Whitney Houston, 48, who’d ruled as pop music’s queen until her majestic voice was ravaged by drug use and her regal image was tarnished by erratic behavior and a tumultuous marriage to singer Bobby Brown, was found dead in a hotel room in Beverly Hills, Calif. Mitt Romney eked out a narrow win in Maine’s Republican caucuses.
Highlight in History
- National, International News
Series of attacks kill 51 people across Iraq
A blistering string of apparently coordinated bombings and a shooting across Iraq killed at least 51 and wounded dozens Sunday, spreading fear throughout the county in a wave of violence that is raising the prospect of a return to widespread sectarian killing a decade after a U.S.-led invasion.
Turkey unrest goes on despite end to park protest
Riot police cordoned off streets, set up roadblocks and fired tear gas and water cannon to prevent anti-government protesters from converging on Istanbul’s central Taksim Square on Sunday, unbowed even as Turkey’s prime minister addressed hundreds of thousands of supporters a few kilometers away.
Iraq no-fly zone viewed as symbol for one in Syria

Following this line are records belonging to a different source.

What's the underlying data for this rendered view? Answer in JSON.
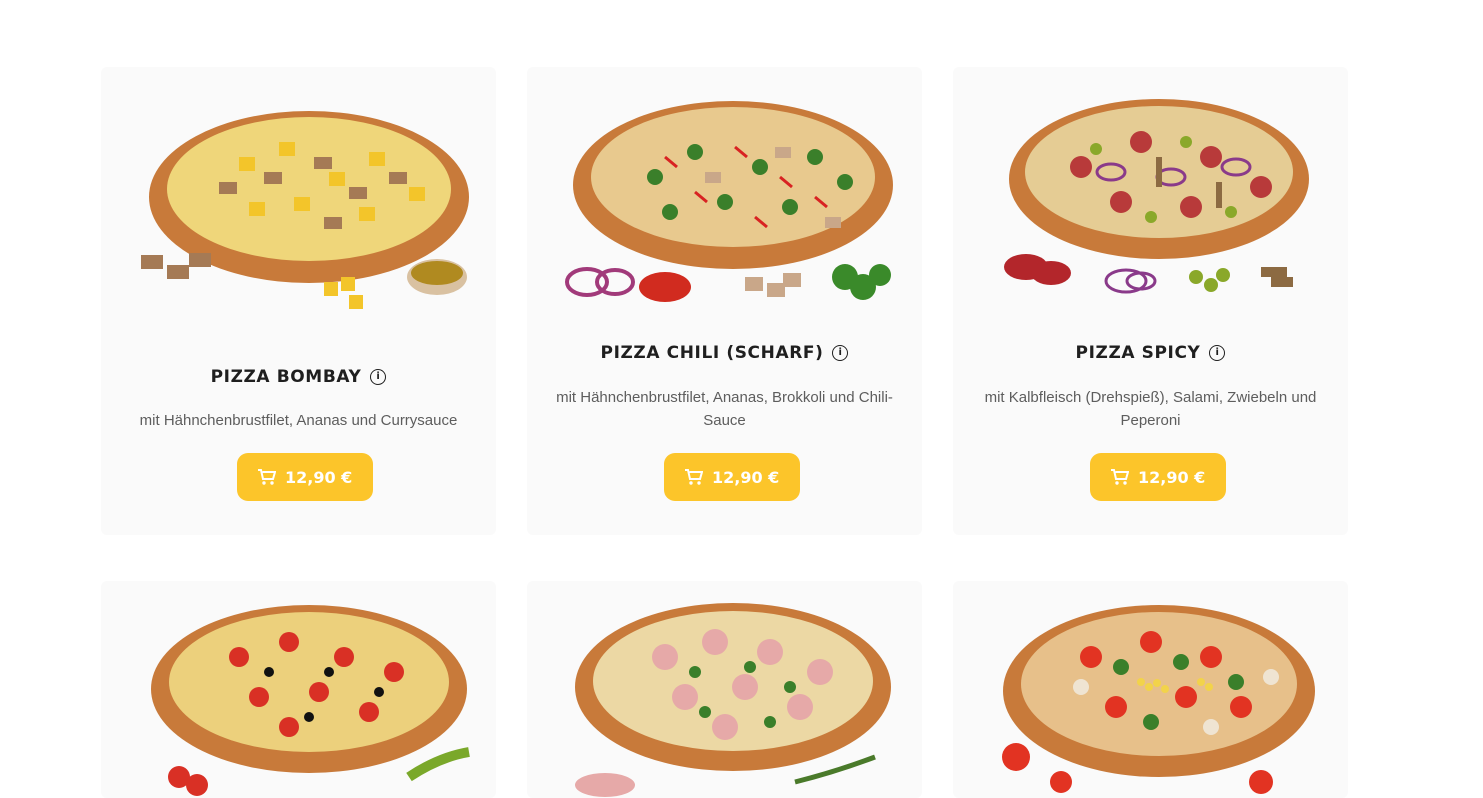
{
  "products": [
    {
      "name": "PIZZA BOMBAY",
      "description": "mit Hähnchenbrustfilet, Ananas und Currysauce",
      "price": "12,90 €",
      "info_icon": "info-icon",
      "cart_icon": "cart-icon"
    },
    {
      "name": "PIZZA CHILI (SCHARF)",
      "description": "mit Hähnchenbrustfilet, Ananas, Brokkoli und Chili-Sauce",
      "price": "12,90 €",
      "info_icon": "info-icon",
      "cart_icon": "cart-icon"
    },
    {
      "name": "PIZZA SPICY",
      "description": "mit Kalbfleisch (Drehspieß), Salami, Zwiebeln und Peperoni",
      "price": "12,90 €",
      "info_icon": "info-icon",
      "cart_icon": "cart-icon"
    },
    {
      "name": "",
      "description": "",
      "price": ""
    },
    {
      "name": "",
      "description": "",
      "price": ""
    },
    {
      "name": "",
      "description": "",
      "price": ""
    }
  ],
  "colors": {
    "button": "#fcc52a",
    "card_background": "#fafafa",
    "title": "#1f1f1f",
    "description": "#5d5d5d"
  }
}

The Obama administration, trying to avoid getting drawn deeper into Syria’s civil war, has pointed to the U.S.-led invasion of Iraq in 2003 as a symbol of what can go wrong when America’s military wades into Middle East conflicts.
Steady rain falls as crews work against Colo. fire
With evacuees anxious to return, firefighters worked Sunday to dig up and extinguish hot spots to protect homes spared by the most destructive wildfire in Colorado’s history.
Today in History for Monday, June 17, 2013
Today is Monday, June 17, the 168th day of 2013. There are 197 days left in the year.
Iran reformists dance in streets for new president
Wild celebrations broke out on Tehran streets that were battlefields four years ago as reformist-backed Hasan Rowhani capped a stunning surge to claim Iran’s presidency on Saturday, throwing open the political order after relentless crackdowns by hard-liners to consolidate and safeguard their grip on power.
Riot police end Istanbul park protest
Turkish riot police firing tear gas and water cannon took less than half an hour on Saturday to bring to an end an 18-day occupation of an Istanbul park at the center of the strongest challenge to Prime Minister Recep Tayyip Erdogan’s 10-year tenure.
Shock lingers after Nazi unit leader found in U.S.
The revelation that a former commander of a Nazi SS-led military unit has lived quietly in Minneapolis for the past six decades came as a shock to those who know 94-year-old Michael Karkoc. World War II survivors in both the U.S. and Europe harshly condemned the news and prosecutors in Poland have said they’ll investigate.
Firefighters advance containment on Colo. wildfire
Fire officials say crews have gained the upper hand on the most destructive wildfire in Colorado history and had more than half the blaze contained by late Saturday.
Today in History for Sunday, June 16, 2013
Today is Sunday, June 16, the 167th day of 2013. There are 198 days left in the year. This is Father’s Day.
- More National, International News Headlines
- Series of attacks kill 51 people across Iraq